[AVAILABLE RECORDS Boundary: Start]

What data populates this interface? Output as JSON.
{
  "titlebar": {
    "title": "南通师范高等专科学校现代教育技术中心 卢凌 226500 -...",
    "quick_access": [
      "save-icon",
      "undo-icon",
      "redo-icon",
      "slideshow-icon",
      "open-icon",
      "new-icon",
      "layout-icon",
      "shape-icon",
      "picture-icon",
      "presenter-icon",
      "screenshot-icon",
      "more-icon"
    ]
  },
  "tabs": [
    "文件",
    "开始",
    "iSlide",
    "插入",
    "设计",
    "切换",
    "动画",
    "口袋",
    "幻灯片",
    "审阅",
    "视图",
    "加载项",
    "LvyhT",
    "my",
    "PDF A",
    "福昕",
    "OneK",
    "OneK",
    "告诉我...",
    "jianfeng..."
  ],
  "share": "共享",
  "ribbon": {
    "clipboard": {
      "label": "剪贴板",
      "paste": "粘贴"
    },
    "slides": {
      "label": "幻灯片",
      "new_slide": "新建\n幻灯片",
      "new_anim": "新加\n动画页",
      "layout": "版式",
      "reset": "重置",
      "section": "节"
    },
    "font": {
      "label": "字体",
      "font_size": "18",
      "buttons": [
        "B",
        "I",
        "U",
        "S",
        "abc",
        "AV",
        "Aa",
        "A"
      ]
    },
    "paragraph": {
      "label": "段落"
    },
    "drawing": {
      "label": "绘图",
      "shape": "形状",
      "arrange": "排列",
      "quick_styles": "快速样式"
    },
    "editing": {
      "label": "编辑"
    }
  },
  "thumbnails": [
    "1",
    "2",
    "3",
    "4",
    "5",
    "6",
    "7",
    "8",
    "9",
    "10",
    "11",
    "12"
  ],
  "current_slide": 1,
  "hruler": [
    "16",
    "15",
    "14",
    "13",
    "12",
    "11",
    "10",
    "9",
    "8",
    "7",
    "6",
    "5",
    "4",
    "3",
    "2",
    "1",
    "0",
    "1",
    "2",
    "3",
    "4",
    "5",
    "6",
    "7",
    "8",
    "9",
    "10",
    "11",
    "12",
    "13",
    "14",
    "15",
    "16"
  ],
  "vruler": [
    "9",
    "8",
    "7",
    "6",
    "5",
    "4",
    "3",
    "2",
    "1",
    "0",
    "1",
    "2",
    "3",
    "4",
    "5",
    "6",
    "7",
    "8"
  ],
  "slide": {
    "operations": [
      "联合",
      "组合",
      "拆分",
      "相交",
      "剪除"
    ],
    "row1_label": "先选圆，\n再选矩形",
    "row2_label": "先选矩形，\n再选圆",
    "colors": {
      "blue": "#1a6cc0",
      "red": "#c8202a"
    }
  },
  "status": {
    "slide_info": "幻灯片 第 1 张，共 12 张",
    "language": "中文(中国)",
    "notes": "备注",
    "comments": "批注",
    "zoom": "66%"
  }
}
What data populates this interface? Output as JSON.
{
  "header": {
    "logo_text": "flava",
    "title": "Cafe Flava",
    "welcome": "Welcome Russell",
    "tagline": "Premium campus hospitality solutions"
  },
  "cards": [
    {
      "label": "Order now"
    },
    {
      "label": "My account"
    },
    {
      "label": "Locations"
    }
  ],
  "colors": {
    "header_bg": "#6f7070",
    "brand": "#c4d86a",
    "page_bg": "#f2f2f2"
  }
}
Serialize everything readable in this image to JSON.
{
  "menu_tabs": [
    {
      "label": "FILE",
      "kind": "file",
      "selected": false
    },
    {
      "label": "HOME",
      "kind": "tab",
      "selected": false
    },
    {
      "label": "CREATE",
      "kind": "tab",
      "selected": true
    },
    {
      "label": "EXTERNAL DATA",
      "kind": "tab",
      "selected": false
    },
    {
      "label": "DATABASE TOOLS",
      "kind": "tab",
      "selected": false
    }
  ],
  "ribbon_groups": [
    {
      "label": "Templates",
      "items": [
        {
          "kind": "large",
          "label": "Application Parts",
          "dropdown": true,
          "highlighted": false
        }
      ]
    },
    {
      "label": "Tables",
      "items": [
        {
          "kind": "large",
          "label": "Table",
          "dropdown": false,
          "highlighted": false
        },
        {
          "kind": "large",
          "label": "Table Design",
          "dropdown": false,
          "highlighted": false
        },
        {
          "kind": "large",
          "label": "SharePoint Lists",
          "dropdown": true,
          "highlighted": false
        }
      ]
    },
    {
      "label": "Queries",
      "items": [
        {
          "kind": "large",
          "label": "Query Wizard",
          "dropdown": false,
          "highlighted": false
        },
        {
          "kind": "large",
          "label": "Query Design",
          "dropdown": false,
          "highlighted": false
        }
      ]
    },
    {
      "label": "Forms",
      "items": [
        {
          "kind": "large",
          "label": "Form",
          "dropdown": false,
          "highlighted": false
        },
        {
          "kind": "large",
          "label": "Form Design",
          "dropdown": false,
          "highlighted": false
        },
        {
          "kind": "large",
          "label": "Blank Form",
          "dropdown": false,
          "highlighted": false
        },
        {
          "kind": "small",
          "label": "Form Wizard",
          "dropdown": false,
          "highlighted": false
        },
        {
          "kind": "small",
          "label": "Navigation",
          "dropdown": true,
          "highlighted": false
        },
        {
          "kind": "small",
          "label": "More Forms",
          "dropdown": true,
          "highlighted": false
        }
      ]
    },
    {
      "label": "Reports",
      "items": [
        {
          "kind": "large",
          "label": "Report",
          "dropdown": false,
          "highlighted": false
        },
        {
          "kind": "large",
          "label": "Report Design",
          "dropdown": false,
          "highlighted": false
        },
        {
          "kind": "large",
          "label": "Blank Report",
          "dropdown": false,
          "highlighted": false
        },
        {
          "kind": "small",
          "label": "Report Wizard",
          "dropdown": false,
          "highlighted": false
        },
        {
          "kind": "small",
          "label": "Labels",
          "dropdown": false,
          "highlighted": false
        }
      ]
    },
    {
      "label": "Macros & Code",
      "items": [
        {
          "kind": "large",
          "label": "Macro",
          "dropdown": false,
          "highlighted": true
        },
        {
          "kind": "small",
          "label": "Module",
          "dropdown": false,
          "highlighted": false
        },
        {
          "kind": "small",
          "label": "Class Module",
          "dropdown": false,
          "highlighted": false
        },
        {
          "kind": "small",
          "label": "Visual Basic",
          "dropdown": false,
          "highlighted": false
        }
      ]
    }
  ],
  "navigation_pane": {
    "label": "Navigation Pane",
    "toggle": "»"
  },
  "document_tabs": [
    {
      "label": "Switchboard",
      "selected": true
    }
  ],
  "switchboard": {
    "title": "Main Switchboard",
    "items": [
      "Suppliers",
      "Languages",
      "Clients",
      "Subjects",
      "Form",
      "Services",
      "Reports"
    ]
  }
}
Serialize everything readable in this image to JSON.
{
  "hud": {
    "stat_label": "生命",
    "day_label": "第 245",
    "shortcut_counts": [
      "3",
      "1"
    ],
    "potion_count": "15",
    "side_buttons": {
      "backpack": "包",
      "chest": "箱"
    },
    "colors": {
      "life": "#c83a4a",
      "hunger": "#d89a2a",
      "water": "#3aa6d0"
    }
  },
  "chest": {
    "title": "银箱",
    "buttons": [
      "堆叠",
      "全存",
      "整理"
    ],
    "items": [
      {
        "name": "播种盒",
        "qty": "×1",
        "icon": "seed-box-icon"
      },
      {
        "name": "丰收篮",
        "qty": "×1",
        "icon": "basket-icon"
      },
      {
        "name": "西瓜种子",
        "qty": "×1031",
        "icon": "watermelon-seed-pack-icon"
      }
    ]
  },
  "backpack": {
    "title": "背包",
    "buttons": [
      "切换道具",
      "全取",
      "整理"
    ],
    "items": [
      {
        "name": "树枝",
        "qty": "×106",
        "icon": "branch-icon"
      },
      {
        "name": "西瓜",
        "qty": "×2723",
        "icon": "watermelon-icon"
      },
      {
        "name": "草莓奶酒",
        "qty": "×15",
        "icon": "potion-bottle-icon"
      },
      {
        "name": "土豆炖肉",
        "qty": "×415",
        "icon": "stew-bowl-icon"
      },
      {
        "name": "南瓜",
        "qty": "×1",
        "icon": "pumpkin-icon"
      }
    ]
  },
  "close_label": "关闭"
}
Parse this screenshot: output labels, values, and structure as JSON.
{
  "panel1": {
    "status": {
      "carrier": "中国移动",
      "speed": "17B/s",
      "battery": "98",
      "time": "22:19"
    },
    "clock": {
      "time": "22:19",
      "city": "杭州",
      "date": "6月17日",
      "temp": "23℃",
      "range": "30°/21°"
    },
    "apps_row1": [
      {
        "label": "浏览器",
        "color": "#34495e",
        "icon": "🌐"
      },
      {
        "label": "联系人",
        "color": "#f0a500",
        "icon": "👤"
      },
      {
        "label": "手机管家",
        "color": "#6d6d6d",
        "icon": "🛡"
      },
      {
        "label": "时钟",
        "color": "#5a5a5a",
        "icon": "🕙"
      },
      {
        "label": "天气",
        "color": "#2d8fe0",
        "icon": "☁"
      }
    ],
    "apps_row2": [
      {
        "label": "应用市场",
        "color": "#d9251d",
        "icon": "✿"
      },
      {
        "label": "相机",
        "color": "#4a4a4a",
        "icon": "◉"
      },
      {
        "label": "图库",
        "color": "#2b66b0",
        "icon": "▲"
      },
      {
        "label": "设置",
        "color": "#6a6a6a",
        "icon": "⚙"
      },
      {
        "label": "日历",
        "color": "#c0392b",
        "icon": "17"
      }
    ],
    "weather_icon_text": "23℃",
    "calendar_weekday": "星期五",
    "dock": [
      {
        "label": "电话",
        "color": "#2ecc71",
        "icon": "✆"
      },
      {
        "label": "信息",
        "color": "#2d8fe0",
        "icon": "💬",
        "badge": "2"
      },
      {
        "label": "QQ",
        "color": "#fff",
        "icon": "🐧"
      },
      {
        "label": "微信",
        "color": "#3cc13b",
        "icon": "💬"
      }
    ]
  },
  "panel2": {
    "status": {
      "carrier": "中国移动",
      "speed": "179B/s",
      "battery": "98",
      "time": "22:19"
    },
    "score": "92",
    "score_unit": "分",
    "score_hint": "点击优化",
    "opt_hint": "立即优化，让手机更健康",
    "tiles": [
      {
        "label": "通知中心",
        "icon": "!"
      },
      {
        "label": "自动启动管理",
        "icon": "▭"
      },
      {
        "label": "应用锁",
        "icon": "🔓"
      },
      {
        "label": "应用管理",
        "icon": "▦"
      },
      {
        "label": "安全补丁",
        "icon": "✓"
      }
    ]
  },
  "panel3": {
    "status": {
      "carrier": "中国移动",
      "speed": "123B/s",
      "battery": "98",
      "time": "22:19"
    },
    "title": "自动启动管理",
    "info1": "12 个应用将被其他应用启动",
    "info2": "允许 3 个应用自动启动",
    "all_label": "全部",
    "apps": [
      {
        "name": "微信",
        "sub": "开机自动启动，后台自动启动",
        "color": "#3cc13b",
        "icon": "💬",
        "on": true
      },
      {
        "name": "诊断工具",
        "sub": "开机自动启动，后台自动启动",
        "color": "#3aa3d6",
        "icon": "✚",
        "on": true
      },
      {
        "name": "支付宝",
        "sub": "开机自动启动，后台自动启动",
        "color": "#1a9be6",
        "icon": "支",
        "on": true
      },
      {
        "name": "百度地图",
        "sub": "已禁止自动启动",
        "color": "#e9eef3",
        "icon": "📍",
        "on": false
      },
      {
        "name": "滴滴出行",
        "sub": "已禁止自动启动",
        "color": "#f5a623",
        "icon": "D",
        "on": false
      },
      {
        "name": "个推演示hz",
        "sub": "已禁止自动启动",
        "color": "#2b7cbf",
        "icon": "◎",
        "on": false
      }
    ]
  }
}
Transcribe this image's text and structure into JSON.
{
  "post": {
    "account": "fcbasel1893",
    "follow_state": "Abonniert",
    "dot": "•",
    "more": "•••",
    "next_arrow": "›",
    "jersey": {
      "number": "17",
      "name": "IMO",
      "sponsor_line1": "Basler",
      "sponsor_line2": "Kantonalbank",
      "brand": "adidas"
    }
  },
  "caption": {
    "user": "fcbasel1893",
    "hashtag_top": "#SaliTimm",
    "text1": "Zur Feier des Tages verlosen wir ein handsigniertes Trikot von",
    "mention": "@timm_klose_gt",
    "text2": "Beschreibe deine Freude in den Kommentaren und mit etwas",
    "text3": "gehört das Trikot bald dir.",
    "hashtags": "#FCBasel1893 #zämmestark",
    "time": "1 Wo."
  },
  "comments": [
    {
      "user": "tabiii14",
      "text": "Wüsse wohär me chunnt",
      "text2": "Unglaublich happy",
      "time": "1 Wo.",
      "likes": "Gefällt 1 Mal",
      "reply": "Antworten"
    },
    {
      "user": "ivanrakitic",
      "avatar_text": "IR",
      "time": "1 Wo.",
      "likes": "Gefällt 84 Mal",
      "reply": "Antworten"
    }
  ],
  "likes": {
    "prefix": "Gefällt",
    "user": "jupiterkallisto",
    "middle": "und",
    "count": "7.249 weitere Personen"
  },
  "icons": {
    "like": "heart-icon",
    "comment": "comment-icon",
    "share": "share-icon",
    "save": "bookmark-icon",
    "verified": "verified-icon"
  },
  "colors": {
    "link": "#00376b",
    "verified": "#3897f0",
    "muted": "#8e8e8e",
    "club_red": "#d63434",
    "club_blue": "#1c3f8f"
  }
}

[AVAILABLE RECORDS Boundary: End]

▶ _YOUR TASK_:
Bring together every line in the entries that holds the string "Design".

▶ _TASK OUTPUT_:
          "label": "Table Design",
          "label": "Query Design",
          "label": "Form Design",
          "label": "Report Design",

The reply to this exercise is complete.